WHAT THE EXERCISE ASKS » Without the pictures, reproduce the records that follow exactly.

------------------------

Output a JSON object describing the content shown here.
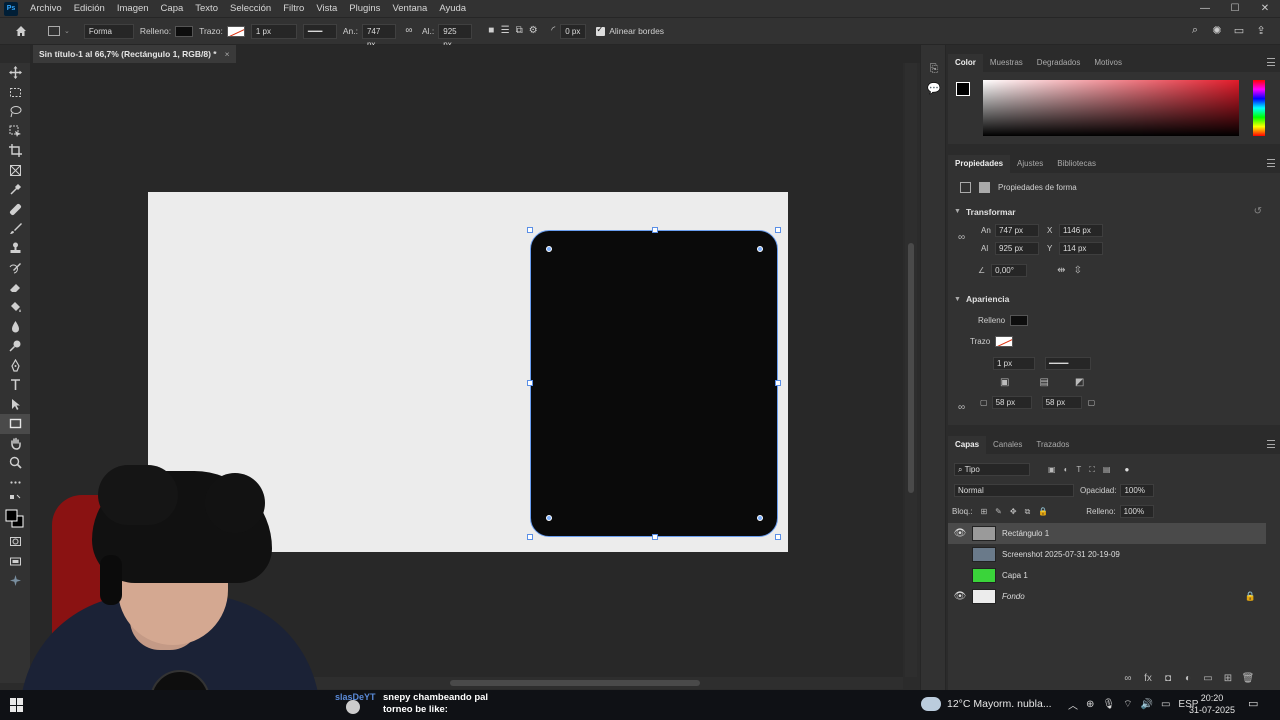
{
  "menubar": {
    "logo": "Ps",
    "items": [
      "Archivo",
      "Edición",
      "Imagen",
      "Capa",
      "Texto",
      "Selección",
      "Filtro",
      "Vista",
      "Plugins",
      "Ventana",
      "Ayuda"
    ]
  },
  "options": {
    "mode": "Forma",
    "fill_label": "Relleno:",
    "stroke_label": "Trazo:",
    "stroke_width": "1 px",
    "width_label": "An.:",
    "width_value": "747 px",
    "height_label": "Al.:",
    "height_value": "925 px",
    "radius_value": "0 px",
    "align_edges": "Alinear bordes"
  },
  "document": {
    "tab_title": "Sin título-1 al 66,7% (Rectángulo 1, RGB/8) *",
    "close": "×"
  },
  "color_panel": {
    "tabs": [
      "Color",
      "Muestras",
      "Degradados",
      "Motivos"
    ],
    "active": "Color",
    "foreground": "#000000",
    "spectrum_hue": "#e21b2a"
  },
  "properties_panel": {
    "tabs": [
      "Propiedades",
      "Ajustes",
      "Bibliotecas"
    ],
    "subtitle": "Propiedades de forma",
    "transform_title": "Transformar",
    "w_label": "An",
    "w_value": "747 px",
    "x_label": "X",
    "x_value": "1146 px",
    "h_label": "Al",
    "h_value": "925 px",
    "y_label": "Y",
    "y_value": "114 px",
    "angle": "0,00°",
    "appearance_title": "Apariencia",
    "fill_label": "Relleno",
    "stroke_label": "Trazo",
    "stroke_width": "1 px",
    "corner_1": "58 px",
    "corner_2": "58 px"
  },
  "layers_panel": {
    "tabs": [
      "Capas",
      "Canales",
      "Trazados"
    ],
    "filter": "Tipo",
    "blend_mode": "Normal",
    "opacity_label": "Opacidad:",
    "opacity_value": "100%",
    "lock_label": "Bloq.:",
    "fill_label": "Relleno:",
    "fill_value": "100%",
    "layers": [
      {
        "name": "Rectángulo 1",
        "visible": true,
        "selected": true,
        "thumb": "#9a9a9a"
      },
      {
        "name": "Screenshot 2025-07-31 20-19-09",
        "visible": false,
        "selected": false,
        "thumb": "#6a7a8a"
      },
      {
        "name": "Capa 1",
        "visible": false,
        "selected": false,
        "thumb": "#3ad43a"
      },
      {
        "name": "Fondo",
        "visible": true,
        "selected": false,
        "thumb": "#ececec",
        "locked": true
      }
    ]
  },
  "taskbar": {
    "chat_user": "slasDeYT",
    "chat_line1": "snepy chambeando pal",
    "chat_line2": "torneo be like:",
    "weather": "12°C  Mayorm. nubla...",
    "language": "ESP",
    "time": "20:20",
    "date": "31-07-2025"
  }
}
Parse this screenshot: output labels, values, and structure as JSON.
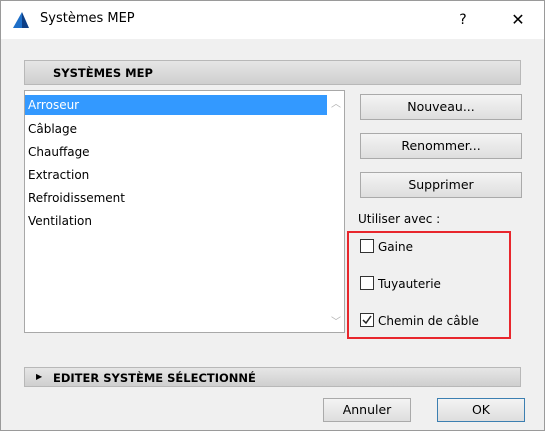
{
  "window": {
    "title": "Systèmes MEP",
    "help": "?",
    "close": "✕"
  },
  "section": {
    "title": "SYSTÈMES MEP"
  },
  "list": {
    "items": [
      "Arroseur",
      "Câblage",
      "Chauffage",
      "Extraction",
      "Refroidissement",
      "Ventilation"
    ],
    "selected_index": 0
  },
  "actions": {
    "new": "Nouveau...",
    "rename": "Renommer...",
    "delete": "Supprimer"
  },
  "use_with": {
    "label": "Utiliser avec :",
    "options": [
      {
        "label": "Gaine",
        "checked": false
      },
      {
        "label": "Tuyauterie",
        "checked": false
      },
      {
        "label": "Chemin de câble",
        "checked": true
      }
    ]
  },
  "edit_section": {
    "title": "EDITER SYSTÈME SÉLECTIONNÉ"
  },
  "footer": {
    "cancel": "Annuler",
    "ok": "OK"
  },
  "colors": {
    "selection": "#3399ff",
    "highlight_box": "#e8262c"
  },
  "icons": {
    "app": "archicad-app-icon",
    "expand": "triangle-right-icon",
    "scroll_up": "chevron-up-icon",
    "scroll_down": "chevron-down-icon"
  }
}
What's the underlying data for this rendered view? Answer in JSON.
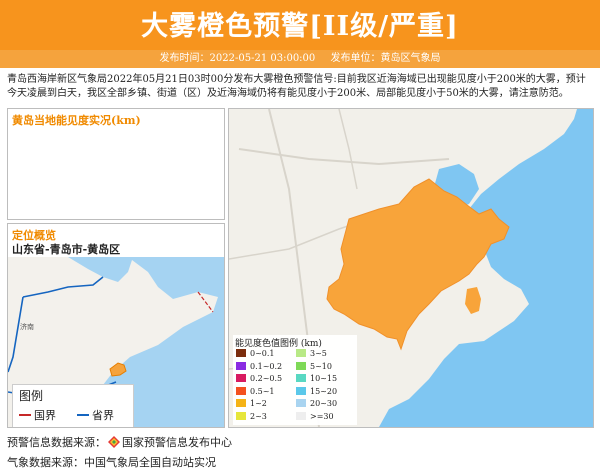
{
  "header": {
    "title": "大雾橙色预警[II级/严重]",
    "publish_label": "发布时间：2022-05-21 03:00:00",
    "unit_label": "发布单位：黄岛区气象局"
  },
  "description": "青岛西海岸新区气象局2022年05月21日03时00分发布大雾橙色预警信号:目前我区近海海域已出现能见度小于200米的大雾，预计今天凌晨到白天，我区全部乡镇、街道（区）及近海海域仍将有能见度小于200米、局部能见度小于50米的大雾，请注意防范。",
  "visibility_panel": {
    "title": "黄岛当地能见度实况(km)"
  },
  "location_panel": {
    "title": "定位概览",
    "subtitle": "山东省-青岛市-黄岛区",
    "legend": {
      "title": "图例",
      "country": "国界",
      "province": "省界"
    },
    "labels": {
      "jinan": "济南"
    }
  },
  "map_legend": {
    "title": "能见度色值图例 (km)",
    "left": [
      {
        "label": "0~0.1",
        "color": "#7b2d0d"
      },
      {
        "label": "0.1~0.2",
        "color": "#8a2be2"
      },
      {
        "label": "0.2~0.5",
        "color": "#d81b60"
      },
      {
        "label": "0.5~1",
        "color": "#f4511e"
      },
      {
        "label": "1~2",
        "color": "#f5b316"
      },
      {
        "label": "2~3",
        "color": "#e6e63a"
      }
    ],
    "right": [
      {
        "label": "3~5",
        "color": "#b8e986"
      },
      {
        "label": "5~10",
        "color": "#7ed957"
      },
      {
        "label": "10~15",
        "color": "#59d8c2"
      },
      {
        "label": "15~20",
        "color": "#5bc8ea"
      },
      {
        "label": "20~30",
        "color": "#a9d4f0"
      },
      {
        "label": ">=30",
        "color": "#eeeeee"
      }
    ]
  },
  "footer": {
    "line1_prefix": "预警信息数据来源：",
    "line1_source": "国家预警信息发布中心",
    "line2": "气象数据来源：中国气象局全国自动站实况"
  },
  "colors": {
    "alert": "#f7941d",
    "fog_area": "#f8a43a",
    "sea": "#7fc6f2"
  }
}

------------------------

SOLUTION FOR THIS EXERCISE »
Output a JSON object describing the content shown here.
{
  "menubar": {
    "logo": "Ps",
    "items": [
      "Archivo",
      "Edición",
      "Imagen",
      "Capa",
      "Texto",
      "Selección",
      "Filtro",
      "Vista",
      "Plugins",
      "Ventana",
      "Ayuda"
    ]
  },
  "options": {
    "mode": "Forma",
    "fill_label": "Relleno:",
    "stroke_label": "Trazo:",
    "stroke_width": "1 px",
    "width_label": "An.:",
    "width_value": "747 px",
    "height_label": "Al.:",
    "height_value": "925 px",
    "radius_value": "0 px",
    "align_edges": "Alinear bordes"
  },
  "document": {
    "tab_title": "Sin título-1 al 66,7% (Rectángulo 1, RGB/8) *",
    "close": "×"
  },
  "color_panel": {
    "tabs": [
      "Color",
      "Muestras",
      "Degradados",
      "Motivos"
    ],
    "active": "Color",
    "foreground": "#000000",
    "spectrum_hue": "#e21b2a"
  },
  "properties_panel": {
    "tabs": [
      "Propiedades",
      "Ajustes",
      "Bibliotecas"
    ],
    "subtitle": "Propiedades de forma",
    "transform_title": "Transformar",
    "w_label": "An",
    "w_value": "747 px",
    "x_label": "X",
    "x_value": "1146 px",
    "h_label": "Al",
    "h_value": "925 px",
    "y_label": "Y",
    "y_value": "114 px",
    "angle": "0,00°",
    "appearance_title": "Apariencia",
    "fill_label": "Relleno",
    "stroke_label": "Trazo",
    "stroke_width": "1 px",
    "corner_1": "58 px",
    "corner_2": "58 px"
  },
  "layers_panel": {
    "tabs": [
      "Capas",
      "Canales",
      "Trazados"
    ],
    "filter": "Tipo",
    "blend_mode": "Normal",
    "opacity_label": "Opacidad:",
    "opacity_value": "100%",
    "lock_label": "Bloq.:",
    "fill_label": "Relleno:",
    "fill_value": "100%",
    "layers": [
      {
        "name": "Rectángulo 1",
        "visible": true,
        "selected": true,
        "thumb": "#9a9a9a"
      },
      {
        "name": "Screenshot 2025-07-31 20-19-09",
        "visible": false,
        "selected": false,
        "thumb": "#6a7a8a"
      },
      {
        "name": "Capa 1",
        "visible": false,
        "selected": false,
        "thumb": "#3ad43a"
      },
      {
        "name": "Fondo",
        "visible": true,
        "selected": false,
        "thumb": "#ececec",
        "locked": true
      }
    ]
  },
  "taskbar": {
    "chat_user": "slasDeYT",
    "chat_line1": "snepy chambeando pal",
    "chat_line2": "torneo be like:",
    "weather": "12°C  Mayorm. nubla...",
    "language": "ESP",
    "time": "20:20",
    "date": "31-07-2025"
  }
}
Parse this screenshot: output labels, values, and structure as JSON.
{
  "window": {
    "title": "Systèmes MEP",
    "help": "?",
    "close": "✕"
  },
  "section": {
    "title": "SYSTÈMES MEP"
  },
  "list": {
    "items": [
      "Arroseur",
      "Câblage",
      "Chauffage",
      "Extraction",
      "Refroidissement",
      "Ventilation"
    ],
    "selected_index": 0
  },
  "actions": {
    "new": "Nouveau...",
    "rename": "Renommer...",
    "delete": "Supprimer"
  },
  "use_with": {
    "label": "Utiliser avec :",
    "options": [
      {
        "label": "Gaine",
        "checked": false
      },
      {
        "label": "Tuyauterie",
        "checked": false
      },
      {
        "label": "Chemin de câble",
        "checked": true
      }
    ]
  },
  "edit_section": {
    "title": "EDITER SYSTÈME SÉLECTIONNÉ"
  },
  "footer": {
    "cancel": "Annuler",
    "ok": "OK"
  },
  "colors": {
    "selection": "#3399ff",
    "highlight_box": "#e8262c"
  },
  "icons": {
    "app": "archicad-app-icon",
    "expand": "triangle-right-icon",
    "scroll_up": "chevron-up-icon",
    "scroll_down": "chevron-down-icon"
  }
}
What's the underlying data for this rendered view? Answer in JSON.
{
  "header": {
    "title": "大雾橙色预警[II级/严重]",
    "publish_label": "发布时间：2022-05-21 03:00:00",
    "unit_label": "发布单位：黄岛区气象局"
  },
  "description": "青岛西海岸新区气象局2022年05月21日03时00分发布大雾橙色预警信号:目前我区近海海域已出现能见度小于200米的大雾，预计今天凌晨到白天，我区全部乡镇、街道（区）及近海海域仍将有能见度小于200米、局部能见度小于50米的大雾，请注意防范。",
  "visibility_panel": {
    "title": "黄岛当地能见度实况(km)"
  },
  "location_panel": {
    "title": "定位概览",
    "subtitle": "山东省-青岛市-黄岛区",
    "legend": {
      "title": "图例",
      "country": "国界",
      "province": "省界"
    },
    "labels": {
      "jinan": "济南"
    }
  },
  "map_legend": {
    "title": "能见度色值图例 (km)",
    "left": [
      {
        "label": "0~0.1",
        "color": "#7b2d0d"
      },
      {
        "label": "0.1~0.2",
        "color": "#8a2be2"
      },
      {
        "label": "0.2~0.5",
        "color": "#d81b60"
      },
      {
        "label": "0.5~1",
        "color": "#f4511e"
      },
      {
        "label": "1~2",
        "color": "#f5b316"
      },
      {
        "label": "2~3",
        "color": "#e6e63a"
      }
    ],
    "right": [
      {
        "label": "3~5",
        "color": "#b8e986"
      },
      {
        "label": "5~10",
        "color": "#7ed957"
      },
      {
        "label": "10~15",
        "color": "#59d8c2"
      },
      {
        "label": "15~20",
        "color": "#5bc8ea"
      },
      {
        "label": "20~30",
        "color": "#a9d4f0"
      },
      {
        "label": ">=30",
        "color": "#eeeeee"
      }
    ]
  },
  "footer": {
    "line1_prefix": "预警信息数据来源：",
    "line1_source": "国家预警信息发布中心",
    "line2": "气象数据来源：中国气象局全国自动站实况"
  },
  "colors": {
    "alert": "#f7941d",
    "fog_area": "#f8a43a",
    "sea": "#7fc6f2"
  }
}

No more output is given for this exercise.